A few years back, the latest feather in the cap of the Mittler Brothers was acquiring a young Justin Allgaier. “We had a few learning curves with Justin.” said Mittler. “We had a few good runs with him and a few that weren’t so good also. We kind of helped shape Justin early on and got him out of the mind-set of the race being won in the first five laps. He was used to running those midget dirt races and it took him time to understand that these are long races, and to finish first, first you must finish. I think once he understood that, it went pretty well.” Upon reflection, it’s still mind-blowing for the Mittlers to think about all the careers they jump-started. “Probably never in a million years did I ever believe I would be a part of that.” said Mittler. “Now I always thought they were good drivers, or I never would have been associated with them. But never in a million years would I sit here and think that my team played a part in launching all those guys.”

Over recent years, the Mittlers have scaled back to a part-time schedule. “We would love to run the full schedule, but right now, it’s all about the funding.” stated Mittler. “A lot of times in business, the more volume you have, the lower the business costs. In racing, that’s the opposite. It’s the more volume, the higher the costs. You need more inventory, more parts, more equipment and that’s what drives the budget higher. I said to myself, when I first got into racing ‘I will not bankrupt myself or my business to do it’. And I’ve come damned close a few times, but I refuse to (bankrupt myself). I’ve seen a lot of owners come and go, I’m not saying they bankrupted themselves, but they exercised prudence and said ‘Hey, I’m not going to keep doing this’ We do what makes sense for our business and our personal lives and if we can ramp our team up, we’d love to race full-time.”

Mittler also talked about the secret to his team’s success. “Persistence. Lots and lots of persistence.” Mittler said. “The secret to longevity is enjoyment, my enjoyment, and everyone else’s enjoyment. Just when you think it might be over, a little more money comes in to provide a boost to our team. Nick (Hoffman) is a bright young guy, we’re pumped up and excited about him. He’s got a lot of talent and if we could just track some sponsorship with him, it would go a long way with Nick. I’ve also had great personnel over the years, especially guys like Bill Politsch and so many others helping us out.”

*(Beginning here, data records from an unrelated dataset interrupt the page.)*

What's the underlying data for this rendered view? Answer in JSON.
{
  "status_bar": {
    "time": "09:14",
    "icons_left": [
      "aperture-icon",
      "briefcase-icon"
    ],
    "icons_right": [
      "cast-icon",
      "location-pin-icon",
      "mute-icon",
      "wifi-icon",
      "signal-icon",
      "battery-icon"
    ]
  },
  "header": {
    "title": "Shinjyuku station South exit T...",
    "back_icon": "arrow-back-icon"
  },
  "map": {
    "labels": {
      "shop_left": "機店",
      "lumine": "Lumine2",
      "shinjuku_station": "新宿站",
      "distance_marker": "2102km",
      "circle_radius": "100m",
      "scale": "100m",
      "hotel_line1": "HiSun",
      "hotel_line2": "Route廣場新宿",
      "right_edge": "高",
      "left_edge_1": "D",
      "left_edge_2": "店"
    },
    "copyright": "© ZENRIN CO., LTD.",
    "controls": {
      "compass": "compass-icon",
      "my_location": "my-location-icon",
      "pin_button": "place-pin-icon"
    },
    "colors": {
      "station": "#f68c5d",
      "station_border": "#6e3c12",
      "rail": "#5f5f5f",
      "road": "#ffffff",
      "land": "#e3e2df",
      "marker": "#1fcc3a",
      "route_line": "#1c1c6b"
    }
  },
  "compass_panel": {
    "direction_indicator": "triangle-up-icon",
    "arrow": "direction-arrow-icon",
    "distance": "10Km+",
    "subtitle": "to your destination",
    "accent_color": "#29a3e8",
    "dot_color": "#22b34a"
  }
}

Over the years, Mittler has been one of the few truck owners to stay loyal to Ford, but the going’s been tough. “It’s tough, it’s tough.” acknowledged Mittler “The only reason we’re still with Ford is we still have a lot of their inventory, so we’re still using that. But fortunately, we’re well-connected to a lot of other teams thanks to our longevity in the sport, and we share resources with a lot of teams even though they’re different brands, it helps us get things done.” Whenever the day comes when the Mittlers have to give up racing, they feel like they’ve already carved their legacy. “I’ve established myself as a guy who loves to race with humility, and we always try to put our best foot forward for the sport, and drivers and left it in a better position than we found it.”